Does the color of an object have anything to do with its refractive index, and if so, what is the relation? I tried googling this and searching through the questions on stack exchange, but I haven't been able to find anything addressing this exact question.

  • 1
    $\begingroup$ Color is related to many many many different things, so you should constrain things a bit: do you mean a thick transparent solid plain object made of a pure mono-material with a smooth air/material interface ? $\endgroup$ – Fabrice NEYRET Oct 29 '15 at 17:04
  • $\begingroup$ Cauchy's Equation: $n = a + \dfrac{b}{λ^2}$ (where $a$ and $b$ are constants) $\endgroup$ – Shub Nov 28 '20 at 9:40

The color of an object is completely determined by the refractive index and the geometry of the object. The reason why it is not obvious is that one has to takes the imaginary part of the refractive index into account. The real part determines the wavelength of light in matter and the imaginary part describes absorption of light in matter.

When you ask what color has an object the physics question you ask is what light is reflected or transmitted by the object to your eye. Transmission and reflection are well described by the fresnel equations. They only depend on the the geometry of the problem, the refractive index of the object and the wavelength of the light. For the object to have color the refractive index has to change with wavelength, which we call dispersion.

There are now certain possibilities for the refractive index:

  1. Refractive index is purely real in the wavelength region of interest => no absorption (e.g. diamond, glass, air): Light is mainly transmitted. Few percent are typically reflected. Dispersion is only visible in certain geometries for example prism or rainbow.

  2. Refractive index has a low imaginary part (e.g. Rust, coal...): As in 1. few percent are reflected but in contrast to 1. the light transmitted into the substance is absorbed. Dispersion of the imaginary part determines the color. Rust has an absorption peak around 400 nm (blue) and therefore looks reddish.

  3. Refractive index has a high imaginary part (e.g. metals): Most light is reflected. Higher absorption of a color now means that it looks more like that color because higher imaginary part means higher reflectivity. For example copper has a high absorption in the red and low one in blue resulting in a reddish color.
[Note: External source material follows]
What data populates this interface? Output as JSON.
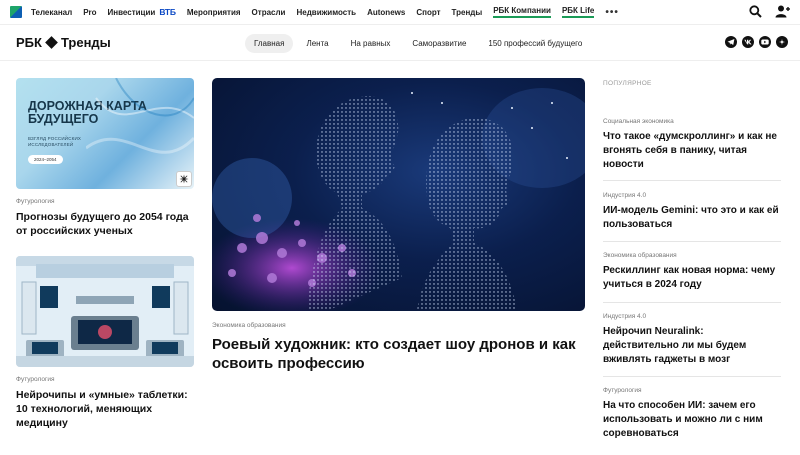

  • 1
    $\begingroup$ Well, not entirely. Many things, including the famous blue jay feather, have an apparent color due to interference effects alone. The color of nontransmissive objects is due to absorption and reflection, and for all practical purposes there is no real part of the index of refraction. Even for transmissive objects, dispersion & prism can lead to the apparent color depending on the view angle. $\endgroup$ – Carl Witthoft Oct 27 '15 at 12:35
  • $\begingroup$ I don't see the contradiction to my answer. I stated prism as an example in 1. and i wrote "determined by refractive index and shape of the object" (maybe I should have written geometry). For interference clearly the geometry and refractive index matter. In 2. and 3. I explained the situation for nontransmittive objects. What I wanted to make clear is that the refractive index is the only material property you need to know to calculate optical response (i.e. apparent color), at least in the realm on linear optics. $\endgroup$ – Jannick Oct 27 '15 at 12:45
  • $\begingroup$ Ive always seen Fresnel equations applied to transparent media and metals. Would they explain the color of wood, plastic, etc? $\endgroup$ – jinawee Oct 27 '15 at 13:05
  • $\begingroup$ Yes they would in principle but maybe not quantitatively. The fresnel equations are strictly true only for a flat surface. For plastic the predicted reflectence should still be a very good approximation. The reflection is however diffuse because of surface roughness of the plastic. If you polish it you should see a clear reflection. For wood I think a flat surface is too much of an approximation. Still you only need the refractive index of wood to calculate the color but instead of the fresnel equations you now need to solve the maxwell equations directly (e.g. with a FDTD solver) $\endgroup$ – Jannick Oct 27 '15 at 13:52
  • $\begingroup$ @Jannick The contradiction is to the first sentence, "The color [...] is completely determined by the refractive index and the geometry". Instead of "completely", it's more like "mainly" determined by these. $\endgroup$ – Volker Siegel Oct 16 '18 at 12:22

Your Answer

By clicking “Post Your Answer”, you agree to our terms of service, privacy policy and cookie policy

Not the answer you're looking for? Browse other questions tagged or ask your own question.